EXERCISE REQUIREMENTS —
Where "JSON" occurs in a line of the entries below, copy that line.

DATA PROVIDED —
******************************

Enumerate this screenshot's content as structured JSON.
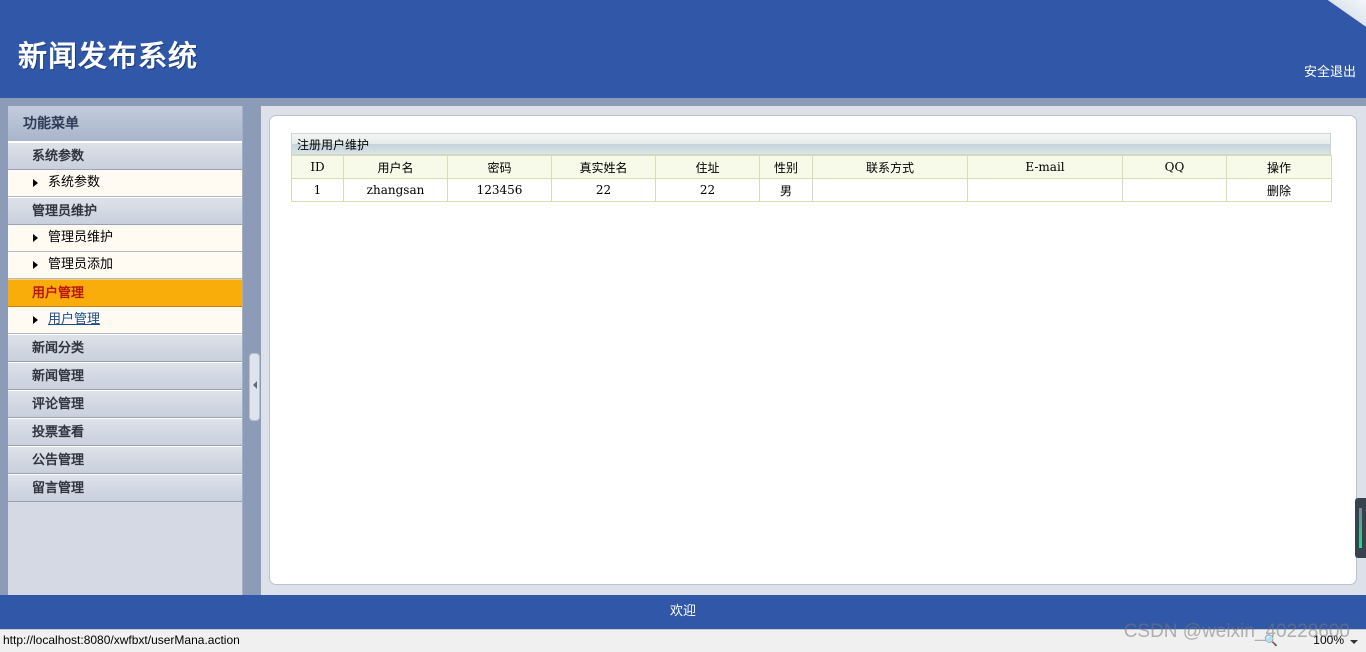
{
  "header": {
    "title": "新闻发布系统",
    "logout": "安全退出"
  },
  "sidebar": {
    "title": "功能菜单",
    "groups": [
      {
        "label": "系统参数",
        "items": [
          "系统参数"
        ]
      },
      {
        "label": "管理员维护",
        "items": [
          "管理员维护",
          "管理员添加"
        ]
      },
      {
        "label": "用户管理",
        "items": [
          "用户管理"
        ],
        "active": true
      },
      {
        "label": "新闻分类",
        "items": []
      },
      {
        "label": "新闻管理",
        "items": []
      },
      {
        "label": "评论管理",
        "items": []
      },
      {
        "label": "投票查看",
        "items": []
      },
      {
        "label": "公告管理",
        "items": []
      },
      {
        "label": "留言管理",
        "items": []
      }
    ]
  },
  "main": {
    "caption": "注册用户维护",
    "columns": [
      "ID",
      "用户名",
      "密码",
      "真实姓名",
      "住址",
      "性别",
      "联系方式",
      "E-mail",
      "QQ",
      "操作"
    ],
    "rows": [
      {
        "id": "1",
        "username": "zhangsan",
        "password": "123456",
        "realname": "22",
        "address": "22",
        "gender": "男",
        "contact": "",
        "email": "",
        "qq": "",
        "action": "删除"
      }
    ]
  },
  "footer": {
    "text": "欢迎"
  },
  "statusbar": {
    "url": "http://localhost:8080/xwfbxt/userMana.action",
    "zoom": "100%"
  },
  "watermark": "CSDN @weixin_40228600"
}
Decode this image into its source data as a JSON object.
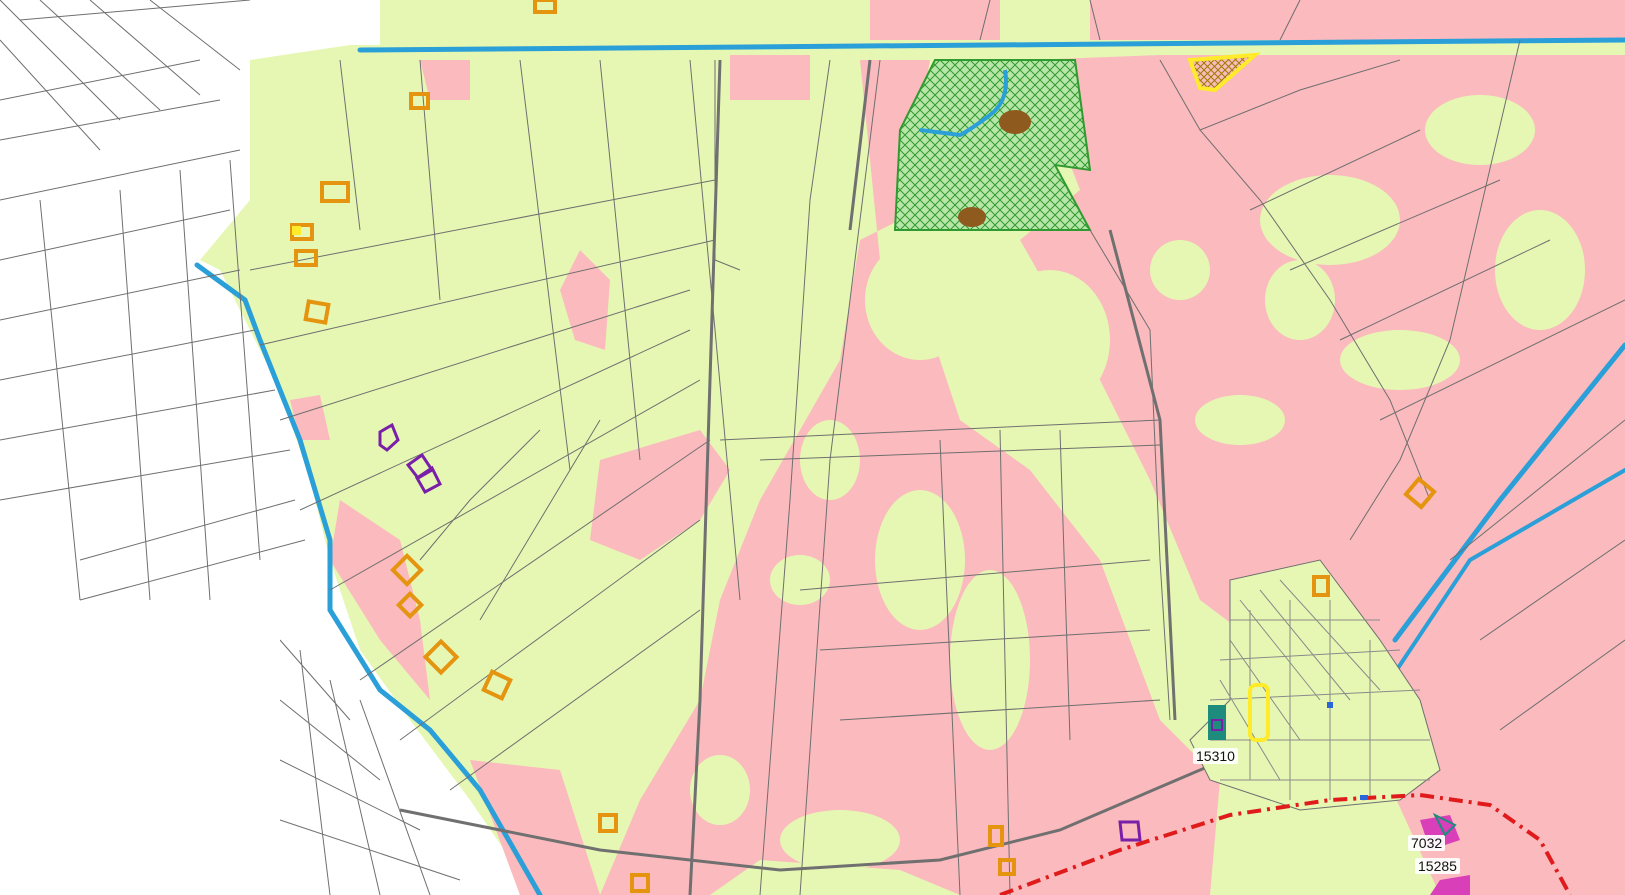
{
  "map": {
    "labels": {
      "l15310": "15310",
      "l7032": "7032",
      "l15285": "15285"
    },
    "colors": {
      "agri_green": "#e6f7b3",
      "built_pink": "#fbbabd",
      "nature_green": "#2f9a2f",
      "water_blue": "#2a9fd8",
      "parcel_line": "#6f6f6f",
      "marker_orange": "#e59410",
      "marker_yellow": "#ffeb2a",
      "marker_purple": "#7a1fa8",
      "boundary_red": "#e01b1b",
      "teal": "#1e8c7d",
      "magenta": "#d83fb8",
      "brown": "#8e5a1e"
    },
    "icons": [
      "cross-hatched-nature-area",
      "farm-marker-icon",
      "boundary-dashed-red-line"
    ]
  }
}
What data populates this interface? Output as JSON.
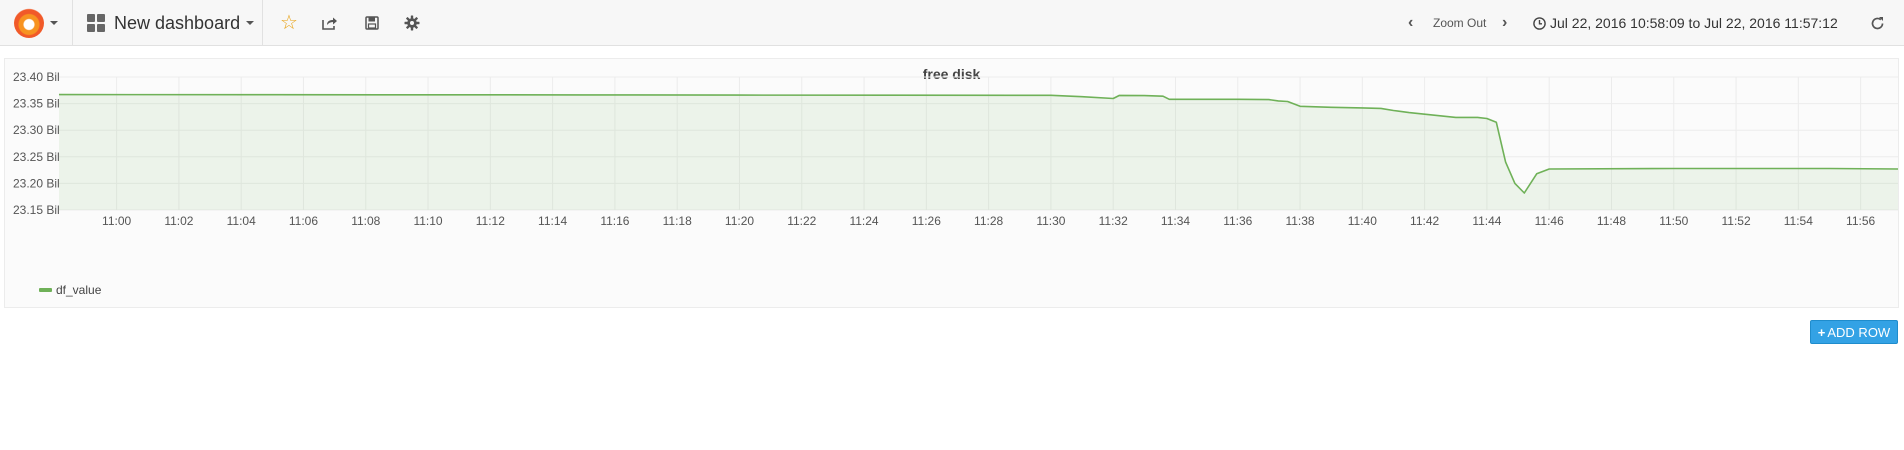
{
  "navbar": {
    "logo_icon": "grafana-logo-icon",
    "dashboard_icon": "dashboard-grid-icon",
    "dashboard_title": "New dashboard",
    "toolbar_icons": [
      "star-icon",
      "share-icon",
      "save-icon",
      "settings-gear-icon"
    ],
    "zoom_out_label": "Zoom Out",
    "time_range": "Jul 22, 2016 10:58:09 to Jul 22, 2016 11:57:12",
    "refresh_icon": "refresh-icon"
  },
  "panel": {
    "title": "free disk",
    "legend": [
      {
        "name": "df_value",
        "color": "#6fb158"
      }
    ]
  },
  "add_row_label": "ADD ROW",
  "chart_data": {
    "type": "area",
    "title": "free disk",
    "x_tick_labels": [
      "11:00",
      "11:02",
      "11:04",
      "11:06",
      "11:08",
      "11:10",
      "11:12",
      "11:14",
      "11:16",
      "11:18",
      "11:20",
      "11:22",
      "11:24",
      "11:26",
      "11:28",
      "11:30",
      "11:32",
      "11:34",
      "11:36",
      "11:38",
      "11:40",
      "11:42",
      "11:44",
      "11:46",
      "11:48",
      "11:50",
      "11:52",
      "11:54",
      "11:56"
    ],
    "y_tick_labels": [
      "23.15 Bil",
      "23.20 Bil",
      "23.25 Bil",
      "23.30 Bil",
      "23.35 Bil",
      "23.40 Bil"
    ],
    "ylim": [
      23.15,
      23.4
    ],
    "xlim_minutes": [
      -1.85,
      57.2
    ],
    "grid": true,
    "series": [
      {
        "name": "df_value",
        "color": "#6fb158",
        "x_minutes": [
          -1.85,
          5,
          10,
          15,
          20,
          25,
          30,
          31,
          32,
          32.2,
          33,
          33.6,
          33.8,
          35,
          36,
          37,
          37.3,
          37.6,
          38,
          39,
          40,
          40.6,
          41,
          41.5,
          42,
          43,
          43.7,
          44,
          44.3,
          44.6,
          44.9,
          45.2,
          45.6,
          46,
          50,
          55,
          57.2
        ],
        "y_values": [
          23.367,
          23.3668,
          23.3665,
          23.3663,
          23.366,
          23.3658,
          23.3656,
          23.363,
          23.3595,
          23.3655,
          23.365,
          23.364,
          23.358,
          23.358,
          23.358,
          23.3575,
          23.355,
          23.354,
          23.345,
          23.343,
          23.342,
          23.341,
          23.337,
          23.333,
          23.33,
          23.324,
          23.324,
          23.322,
          23.315,
          23.24,
          23.2,
          23.182,
          23.218,
          23.227,
          23.228,
          23.228,
          23.227
        ]
      }
    ]
  }
}
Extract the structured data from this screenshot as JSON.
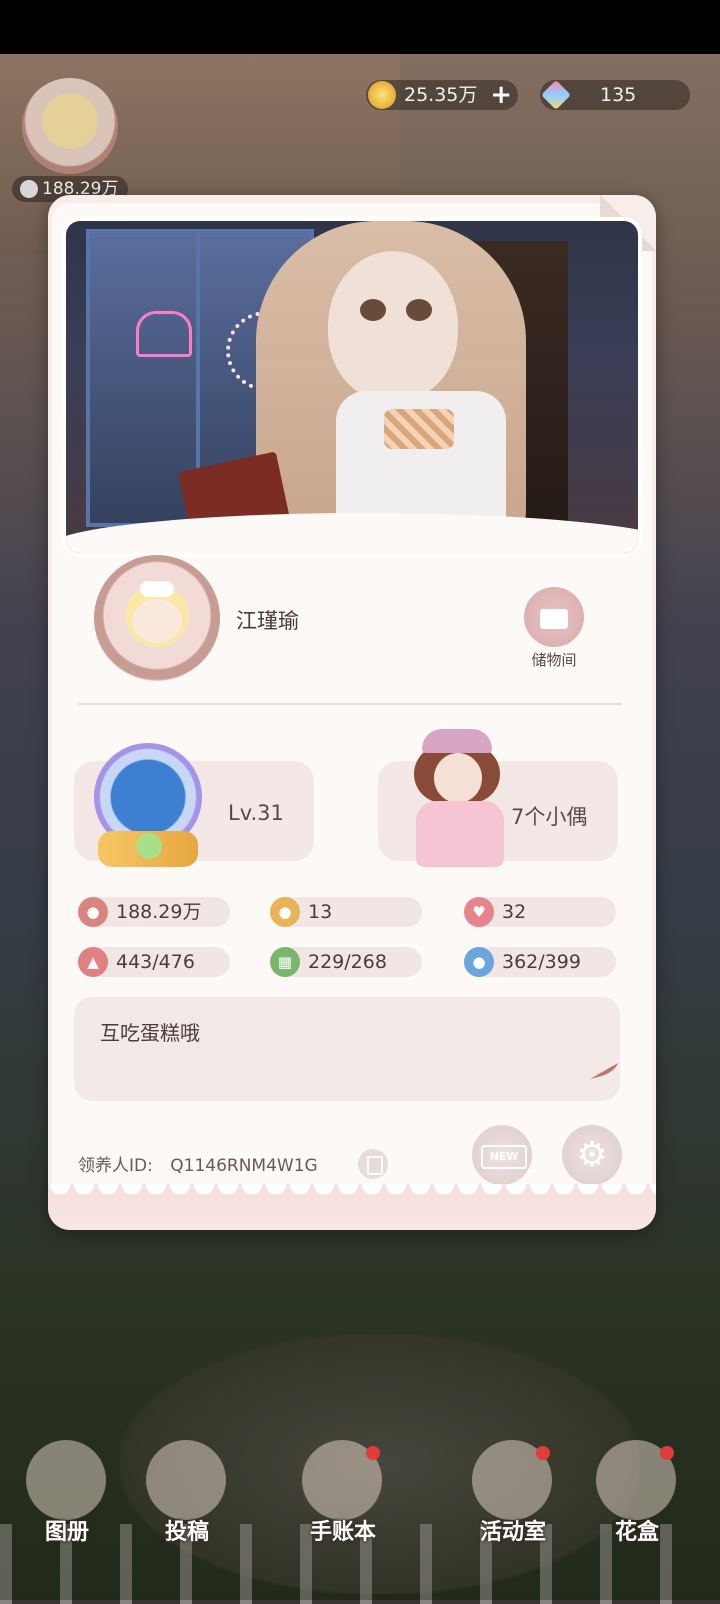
{
  "hud": {
    "followers": "188.29万",
    "coins": "25.35万",
    "coin_plus": "+",
    "gems": "135"
  },
  "profile": {
    "nickname": "江瑾瑜",
    "storage_label": "储物间",
    "level": "Lv.31",
    "dolls": "7个小偶",
    "stats": [
      {
        "icon": "followers-icon",
        "value": "188.29万",
        "color": "#d9847f"
      },
      {
        "icon": "footprint-icon",
        "value": "13",
        "color": "#e9b35a"
      },
      {
        "icon": "heart-chat-icon",
        "value": "32",
        "color": "#e8838e"
      },
      {
        "icon": "dress-icon",
        "value": "443/476",
        "color": "#e08080"
      },
      {
        "icon": "furniture-icon",
        "value": "229/268",
        "color": "#79b56b"
      },
      {
        "icon": "bag-icon",
        "value": "362/399",
        "color": "#6aa6dd"
      }
    ],
    "bio": "互吃蛋糕哦",
    "id_label": "领养人ID:",
    "id_value": "Q1146RNM4W1G",
    "notice_badge": "NEW",
    "notice_label": "公告",
    "settings_label": "设置"
  },
  "nav": [
    {
      "label": "图册",
      "badge": false
    },
    {
      "label": "投稿",
      "badge": false
    },
    {
      "label": "手账本",
      "badge": true
    },
    {
      "label": "活动室",
      "badge": true
    },
    {
      "label": "花盒",
      "badge": true
    }
  ],
  "colors": {
    "card_bg": "#fdf9f7",
    "panel_bg": "#f4e8e6",
    "text": "#4a3c38",
    "accent_pink": "#d8a9a9"
  }
}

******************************

RESULT OF THE EXERCISE —
Enumerate this screenshot's content as structured JSON.
Decode this image into its source data as a JSON object.
What data populates this interface? Output as JSON.
Extract the structured data from this screenshot as JSON.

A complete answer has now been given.